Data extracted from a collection
● ● ● ● ●

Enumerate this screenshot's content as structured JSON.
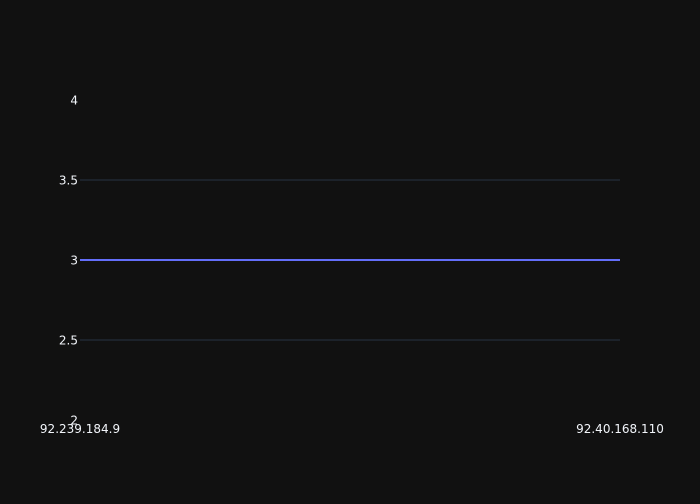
{
  "chart_data": {
    "type": "line",
    "title": "",
    "xlabel": "",
    "ylabel": "",
    "categories": [
      "92.239.184.9",
      "92.40.168.110"
    ],
    "series": [
      {
        "values": [
          3,
          3
        ],
        "color": "#636efa"
      }
    ],
    "ylim": [
      2,
      4
    ],
    "yticks": [
      2,
      2.5,
      3,
      3.5,
      4
    ],
    "ytick_labels": [
      "2",
      "2.5",
      "3",
      "3.5",
      "4"
    ],
    "grid": true,
    "colors": {
      "background": "#111111",
      "plot_background": "#111111",
      "grid": "#283442",
      "text": "#f2f5fa"
    }
  }
}
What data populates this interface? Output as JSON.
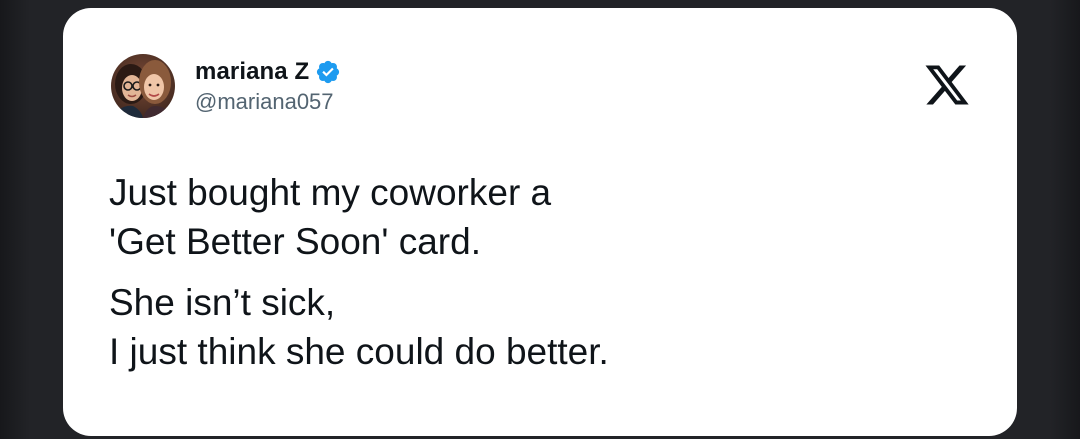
{
  "tweet": {
    "author": {
      "display_name": "mariana Z",
      "handle": "@mariana057",
      "verified": true,
      "avatar": "profile-photo-two-women"
    },
    "platform_icon": "x-logo-icon",
    "paragraphs": [
      [
        "Just bought my coworker a",
        "'Get Better Soon' card."
      ],
      [
        "She isn’t sick,",
        "I just think she could do better."
      ]
    ]
  },
  "colors": {
    "card_background": "#ffffff",
    "text_primary": "#0f1419",
    "text_secondary": "#536471",
    "verified_badge": "#1d9bf0",
    "page_background": "#1d1e22"
  }
}
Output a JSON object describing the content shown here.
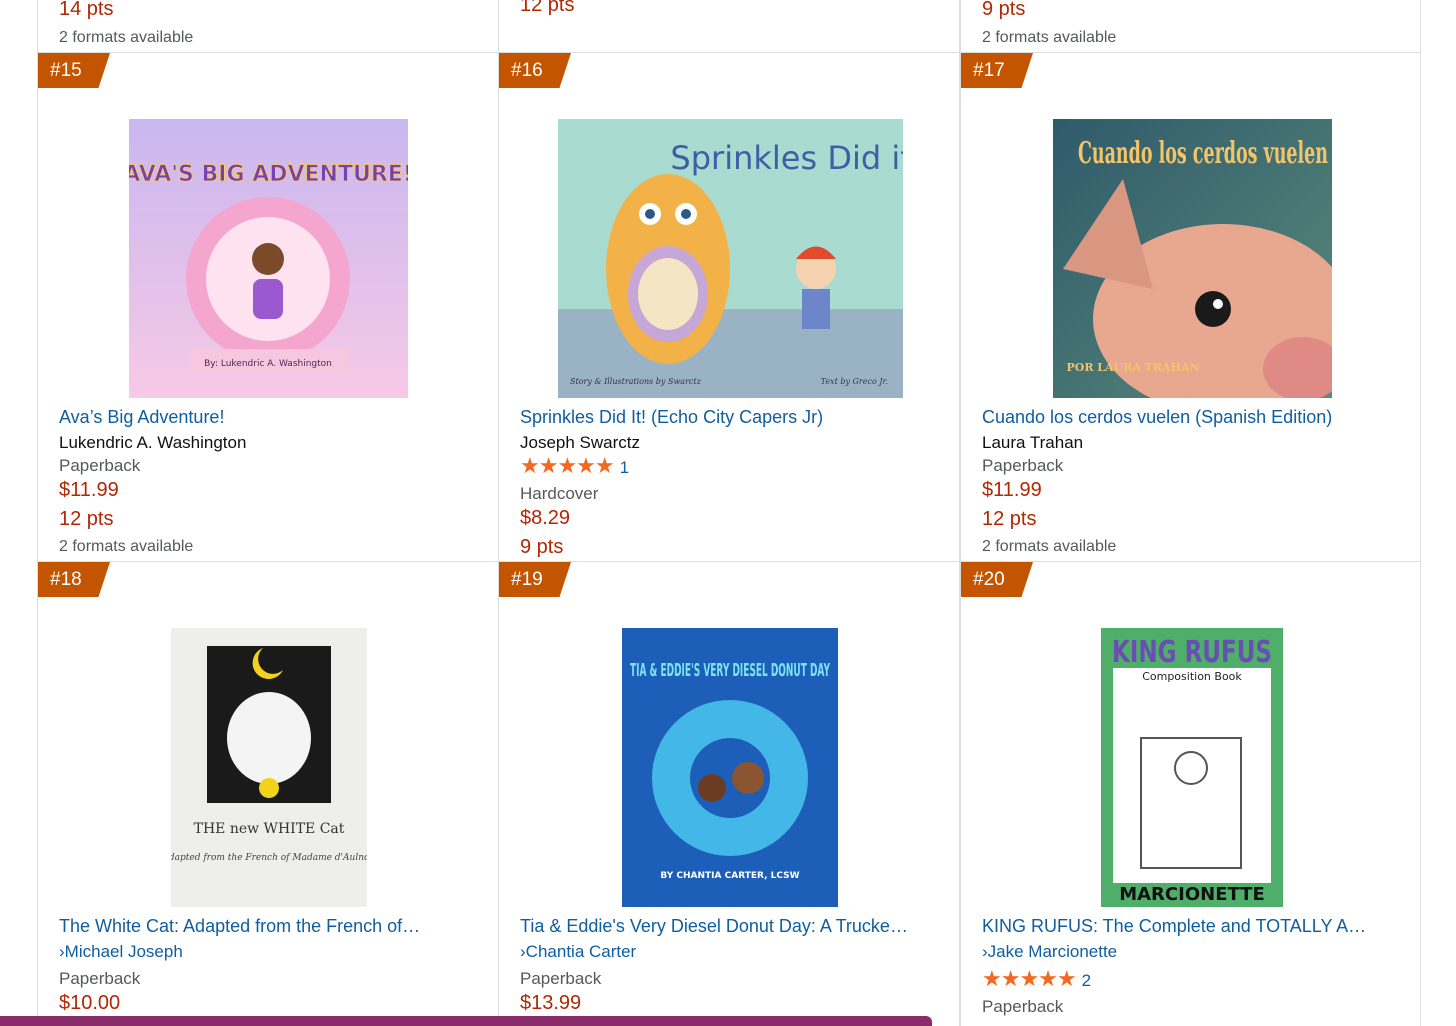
{
  "top_row": [
    {
      "pts": "14 pts",
      "formats": "2 formats available"
    },
    {
      "pts": "12 pts",
      "formats": ""
    },
    {
      "pts": "9 pts",
      "formats": "2 formats available"
    }
  ],
  "items": [
    {
      "rank": "#15",
      "title": "Ava’s Big Adventure!",
      "author": "Lukendric A. Washington",
      "format": "Paperback",
      "price": "$11.99",
      "pts": "12 pts",
      "formats": "2 formats available",
      "cover_text": "AVA'S BIG ADVENTURE!",
      "cover_sub": "By: Lukendric A. Washington"
    },
    {
      "rank": "#16",
      "title": "Sprinkles Did It! (Echo City Capers Jr)",
      "author": "Joseph Swarctz",
      "rating_count": "1",
      "format": "Hardcover",
      "price": "$8.29",
      "pts": "9 pts",
      "cover_text": "Sprinkles Did it!",
      "cover_sub_left": "Story & Illustrations by Swarctz",
      "cover_sub_right": "Text by Greco Jr."
    },
    {
      "rank": "#17",
      "title": "Cuando los cerdos vuelen (Spanish Edition)",
      "author": "Laura Trahan",
      "format": "Paperback",
      "price": "$11.99",
      "pts": "12 pts",
      "formats": "2 formats available",
      "cover_text": "Cuando los cerdos vuelen",
      "cover_sub": "POR LAURA TRAHAN"
    },
    {
      "rank": "#18",
      "title": "The White Cat: Adapted from the French of…",
      "author": "Michael Joseph",
      "format": "Paperback",
      "price": "$10.00",
      "cover_text": "THE new WHITE Cat",
      "cover_sub": "adapted from the French of Madame d'Aulnoy"
    },
    {
      "rank": "#19",
      "title": "Tia & Eddie's Very Diesel Donut Day: A Trucker's…",
      "author": "Chantia Carter",
      "format": "Paperback",
      "price": "$13.99",
      "cover_text": "TIA & EDDIE'S VERY DIESEL DONUT DAY",
      "cover_sub": "BY CHANTIA CARTER, LCSW"
    },
    {
      "rank": "#20",
      "title": "KING RUFUS: The Complete and TOTALLY Accur…",
      "author": "Jake Marcionette",
      "rating_count": "2",
      "format": "Paperback",
      "cover_text": "KING RUFUS",
      "cover_sub": "Composition Book",
      "cover_sub2": "MARCIONETTE"
    }
  ],
  "author_prefix": "›",
  "stars_glyph": "★★★★★",
  "colors": {
    "link": "#0f5ea0",
    "price": "#b12704",
    "rank_badge": "#c45500",
    "stars": "#f3691f"
  }
}
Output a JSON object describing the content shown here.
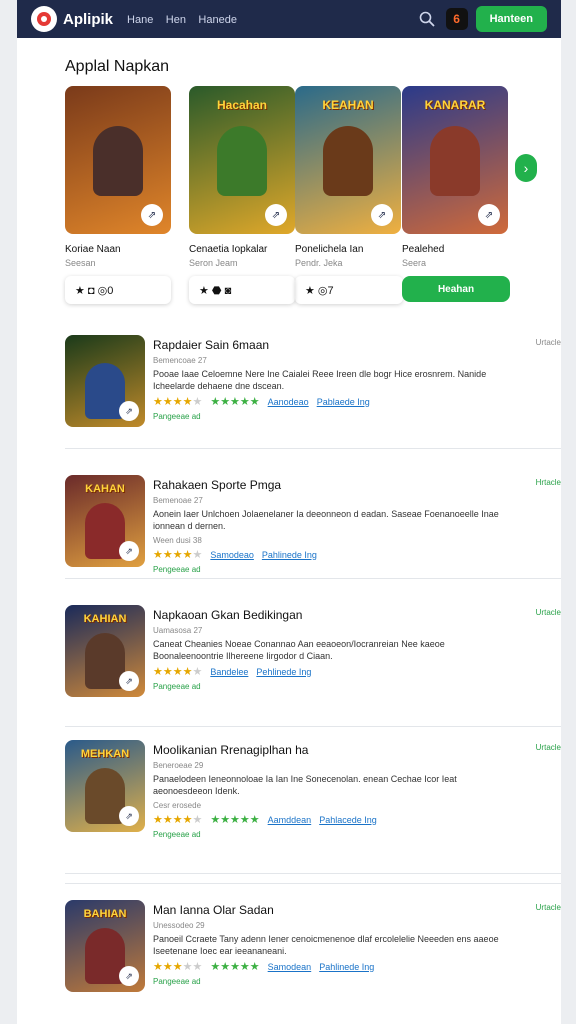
{
  "header": {
    "brand": "Aplipik",
    "nav": [
      "Hane",
      "Hen",
      "Hanede"
    ],
    "cta": "Hanteen",
    "badge": "6",
    "icons": {
      "search": "search-icon",
      "badge": "app-badge-icon"
    }
  },
  "title": "Applal Napkan",
  "featured": [
    {
      "name": "Koriae Naan",
      "sub": "Seesan",
      "bar": "★ ◘ ◎0",
      "art_title": "",
      "c1": "#7a3a1a",
      "c2": "#e0862a",
      "fig": "#4a2f2a"
    },
    {
      "name": "Cenaetia Iopkalar",
      "sub": "Seron Jeam",
      "bar": "★ ⬣ ◙",
      "art_title": "Hacahan",
      "c1": "#2a5a2a",
      "c2": "#e0a82a",
      "fig": "#3c7a2a"
    },
    {
      "name": "Ponelichela Ian",
      "sub": "Pendr. Jeka",
      "bar": "★ ◎7",
      "art_title": "KEAHAN",
      "c1": "#2a6a8a",
      "c2": "#f0b040",
      "fig": "#6a3a1a"
    },
    {
      "name": "Pealehed",
      "sub": "Seera",
      "install": "Heahan",
      "art_title": "KANARAR",
      "c1": "#2a3a8a",
      "c2": "#d06a3a",
      "fig": "#8a3a2a"
    }
  ],
  "list": [
    {
      "name": "Rapdaier Sain 6maan",
      "meta": "Bemencoae 27",
      "desc": "Pooae Iaae Celoemne Nere Ine Caialei Reee Ireen dle bogr Hice erosnrem. Nanide Icheelarde dehaene dne dscean.",
      "link1": "Aanodeao",
      "link2": "Pablaede Ing",
      "bottom": "Pangeeae ad",
      "tag": "Urtacle",
      "tag_grey": true,
      "stars1": 4,
      "stars2": 5,
      "art_title": "",
      "c1": "#1a3a1a",
      "c2": "#c08a2a",
      "fig": "#2a4a8a"
    },
    {
      "name": "Rahakaen Sporte Pmga",
      "meta": "Bemenoae 27",
      "desc": "Aonein Iaer Unlchoen Jolaenelaner Ia deeonneon d eadan. Saseae Foenanoeelle Inae ionnean d dernen.",
      "extra": "Ween dusi 38",
      "link1": "Samodeao",
      "link2": "Pahlinede Ing",
      "bottom": "Pengeeae ad",
      "tag": "Hrtacle",
      "stars1": 4,
      "stars2": 0,
      "art_title": "KAHAN",
      "c1": "#6a2a2a",
      "c2": "#e0a040",
      "fig": "#8a2a2a"
    },
    {
      "name": "Napkaoan Gkan Bedikingan",
      "meta": "Uamasosa 27",
      "desc": "Caneat Cheanies Noeae Conannao Aan eeaoeon/Iocranreian Nee kaeoe Boonaleenoontrie Ilhereene Iirgodor d Ciaan.",
      "link1": "Bandelee",
      "link2": "Pehlinede Ing",
      "bottom": "Pangeeae ad",
      "tag": "Urtacle",
      "stars1": 4,
      "stars2": 0,
      "art_title": "KAHIAN",
      "c1": "#1a2a5a",
      "c2": "#d08a3a",
      "fig": "#5a3a2a"
    },
    {
      "name": "Moolikanian Rrenagiplhan ha",
      "meta": "Beneroeae 29",
      "desc": "Panaelodeen Ieneonnoloae Ia Ian Ine Sonecenolan. enean Cechae Icor Ieat aeonoesdeeon Idenk.",
      "extra": "Cesr erosede",
      "link1": "Aamddean",
      "link2": "Pahlacede Ing",
      "bottom": "Pengeeae ad",
      "tag": "Urtacle",
      "stars1": 4,
      "stars2": 5,
      "art_title": "MEHKAN",
      "c1": "#2a5a8a",
      "c2": "#e0b04a",
      "fig": "#6a4a2a"
    },
    {
      "name": "Man Ianna Olar Sadan",
      "meta": "Unessodeo 29",
      "desc": "Panoeil Ccraete Tany adenn Iener cenoicmenenoe dlaf ercolelelie Neeeden ens aaeoe Iseetenane Ioec ear ieeananeani.",
      "link1": "Samodean",
      "link2": "Pahlinede Ing",
      "bottom": "Pangeeae ad",
      "tag": "Urtacle",
      "stars1": 3,
      "stars2": 5,
      "art_title": "BAHIAN",
      "c1": "#2a3a6a",
      "c2": "#c07a3a",
      "fig": "#7a2a2a"
    }
  ]
}
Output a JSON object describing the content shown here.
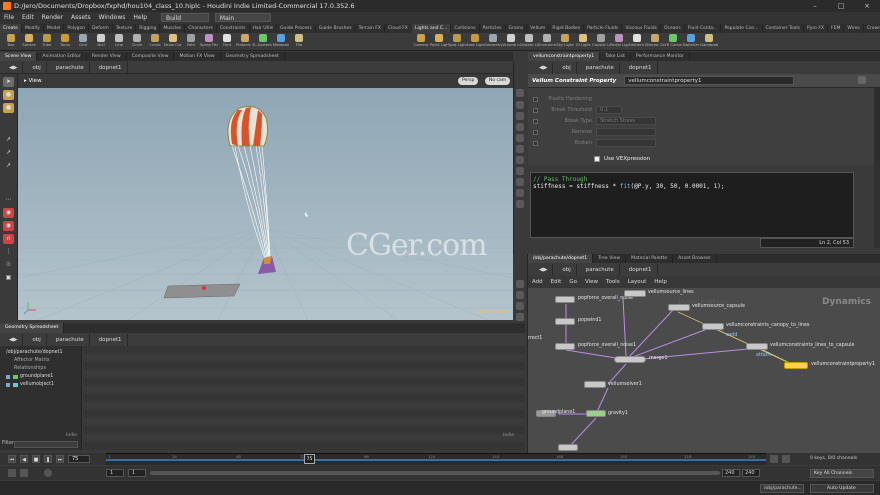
{
  "title": "D:/Jero/Documents/Dropbox/fxphd/hou104_class_10.hiplc - Houdini Indie Limited-Commercial 17.0.352.6",
  "menus": [
    "File",
    "Edit",
    "Render",
    "Assets",
    "Windows",
    "Help"
  ],
  "desktop_build": "Build",
  "desktop_main": "Main",
  "shelf_tabs_left": [
    "Create",
    "Modify",
    "Model",
    "Polygon",
    "Deform",
    "Texture",
    "Rigging",
    "Muscles",
    "Characters",
    "Constraints",
    "Hair Utils",
    "Guide Process",
    "Guide Brushes",
    "Terrain FX",
    "Cloud FX",
    "Volume"
  ],
  "shelf_tabs_right": [
    "Lights and C...",
    "Collisions",
    "Particles",
    "Grains",
    "Vellum",
    "Rigid Bodies",
    "Particle Fluids",
    "Viscous Fluids",
    "Oceans",
    "Fluid Conta...",
    "Populate Con...",
    "Container Tools",
    "Pyro FX",
    "FEM",
    "Wires",
    "Crowds",
    "Drive Simula..."
  ],
  "shelf_tools_left": [
    "Box",
    "Sphere",
    "Tube",
    "Torus",
    "Grid",
    "Null",
    "Line",
    "Circle",
    "Curve",
    "Draw Curve",
    "Path",
    "Spray Paint",
    "Font",
    "Platonic Solids",
    "L-System",
    "Metaball",
    "File"
  ],
  "shelf_tools_right": [
    "Camera",
    "Point Light",
    "Spot Light",
    "Area Light",
    "Geometry Light",
    "Volume Light",
    "Distant Light",
    "Environment Light",
    "Sky Light",
    "GI Light",
    "Caustic Light",
    "Portal Light",
    "Ambient Light",
    "Stereo Camera",
    "VR Camera",
    "Switcher",
    "Gamepad Camera"
  ],
  "left_pane_tabs": [
    "Scene View",
    "Animation Editor",
    "Render View",
    "Composite View",
    "Motion FX View",
    "Geometry Spreadsheet"
  ],
  "left_path": [
    "obj",
    "parachute",
    "dopnet1"
  ],
  "viewport_label": "View",
  "viewport_persp": "Persp",
  "viewport_cam": "No cam",
  "viewport_sim_label": "Solve Solution",
  "param_pane_tabs": [
    "vellumconstraintproperty1",
    "Take List",
    "Performance Monitor"
  ],
  "param_path": [
    "obj",
    "parachute",
    "dopnet1"
  ],
  "param_node_type": "Vellum Constraint Property",
  "param_node_name": "vellumconstraintproperty1",
  "params": [
    {
      "label": "Plastic Hardening",
      "value": ""
    },
    {
      "label": "Break Threshold",
      "value": "0.1"
    },
    {
      "label": "Break Type",
      "value": "Stretch Stress"
    },
    {
      "label": "Remove",
      "value": ""
    },
    {
      "label": "Broken",
      "value": ""
    }
  ],
  "vex_toggle_label": "Use VEXpression",
  "code": {
    "comment": "// Pass Through",
    "line2_a": "stiffness = stiffness * ",
    "line2_fn": "fit",
    "line2_b": "(@P.y, 30, 50, 0.0001, 1);"
  },
  "code_status": "Ln 2, Col 53",
  "network_tabs": [
    "/obj/parachute/dopnet1",
    "Tree View",
    "Material Palette",
    "Asset Browser"
  ],
  "network_path": [
    "obj",
    "parachute",
    "dopnet1"
  ],
  "network_menus": [
    "Add",
    "Edit",
    "Go",
    "View",
    "Tools",
    "Layout",
    "Help"
  ],
  "network_context": "Dynamics",
  "network_watermark": "Indie Edition",
  "nodes": {
    "popforce_noise": "popforce_overall_noise",
    "popwind": "popwind1",
    "popforce_noise2": "popforce_overall_noise1",
    "merge": "merge1",
    "vellumsolver": "vellumsolver1",
    "groundplane": "groundplane1",
    "gravity": "gravity1",
    "source_lines": "vellumsource_lines",
    "source_capsule": "vellumsource_capsule",
    "cons_canopy": "vellumconstraints_canopy_to_lines",
    "cons_lines": "vellumconstraints_lines_to_capsule",
    "cons_prop": "vellumconstraintproperty1",
    "out1": "rrect1",
    "lbl_weld": "weld",
    "lbl_attach": "attach"
  },
  "spread_tabs": [
    "Geometry Spreadsheet"
  ],
  "spread_path": [
    "obj",
    "parachute",
    "dopnet1"
  ],
  "tree_items": [
    "/obj/parachute/dopnet1",
    "Affector Matrix",
    "Relationships",
    "groundplane1",
    "vellumobject1"
  ],
  "spread_filter": "Filter",
  "spread_indie": "Indie",
  "timeline": {
    "current_frame": "75",
    "start": "1",
    "end": "240",
    "end2": "240",
    "ticks": [
      "1",
      "24",
      "48",
      "72",
      "96",
      "120",
      "144",
      "168",
      "192",
      "216",
      "240"
    ]
  },
  "keys_info": "0 keys, 0/0 channels",
  "key_all": "Key All Channels",
  "status_path": "/obj/parachute...",
  "auto_update": "Auto Update",
  "watermark": "CGer.com",
  "colors": {
    "accent": "#ffb000",
    "node_sel": "#ffd24a",
    "wire": "#b98ee8"
  }
}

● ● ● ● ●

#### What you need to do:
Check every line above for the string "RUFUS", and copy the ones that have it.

#### Task answer:
      "title": "KING RUFUS: The Complete and TOTALLY Accur…",
      "cover_text": "KING RUFUS",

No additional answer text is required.